However, with Dome’s BYO CI/CD feature, these concerns are significantly mitigated. It simplifies the deployment process by automating it and encapsulating it into a streamlined pipeline. When you use this feature, your containerized application is smoothly transitioned from your existing CI/CD pipelines into Dome.
By abstracting these complexities, Dome makes it possible for teams to enjoy the scalability and flexibility benefits of Kubernetes, without requiring deep expertise in the platform. Essentially, Dome acts as your specialized DevOps team member, handling the Kubernetes operations, allowing you to scale efficiently and react swiftly to evolving business requirements.
Dome picks up where the CI pipeline leaves off and accepts the fully built container image into a private registry where it is executed automatically deployed into a cluster with autoscaling limits, environment variables, port exposures that were predefined by the user. At this point all the user needs to do is add CNAME their domain to the dome.tools URL that is provided by Dome and continue using the source control and CI pipeline of their choice to push any updates and new releases. Any new images received by Dome will be immediately pushed into the cluster and made available to users.

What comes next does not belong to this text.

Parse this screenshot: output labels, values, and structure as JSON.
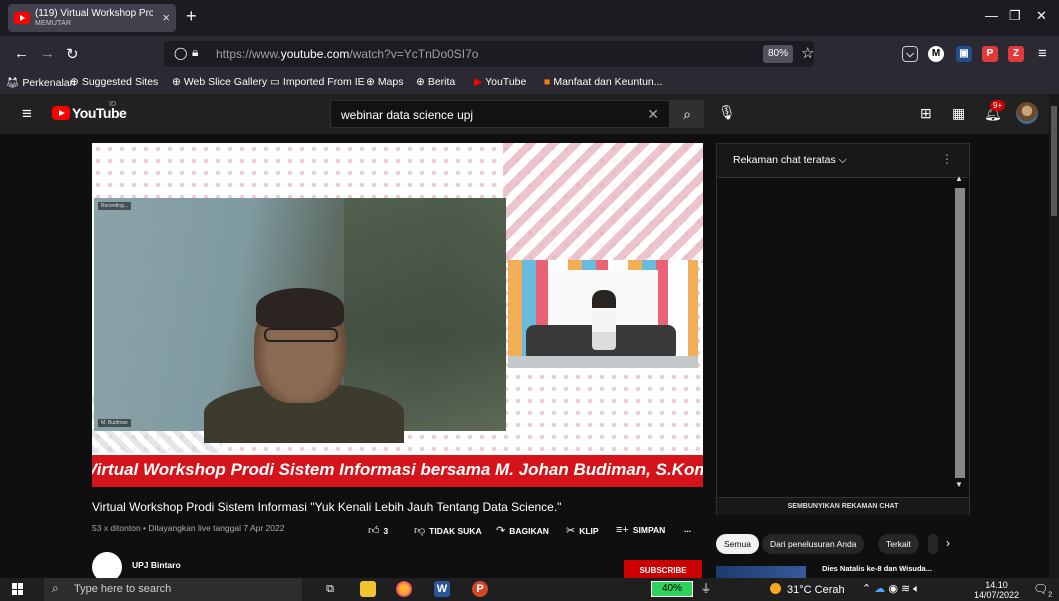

Engineering teams retain control of their CI/CD pipelines with the flexibility to design a new code unique release process or have their existing process remain the same reducing overall toolchain and process invasiveness. The Dome platform then delivers a streamlined, modern, and hassle free deploy experience multiple developers.
Once the deploy process has been simplified spinning up staging and production environments becomes a much quicker and predictable experience. Engineering teams can spend a lot more time closer to the product that matter to them and their users and a lot less time in bloated cloud consoles wrestling with configuration and settings. Dome opens up opportunities for non-engineers to self host or deploy prebuilt images quickly and easily which is becoming increasingly important.
Services that process async jobs can benefit from short bursts of increased resource allocation. Static sized VMs are particularly inefficient for these types of services since their resource consumption spikes for short periods of time. Dome’s ease of deployment married with dynamic autoscaling allows these types of services to process jobs quickly when times are busy and free up unused resources when times are not busy. The result is substantial savings while maintaining performance and a billing model where you only pay for what you use (the area underneath the line).
Dome makes it possible for entire categories of applications to be deployed much more efficiently and more importantly be able to scale to meet ever increasing demands of users. We’re excited to see what you’re able to ship using the power and flexibility of the Dome platform. Sign up here and see how easy it is to integrate your existing development pipeline: https://app.trydome.io/signup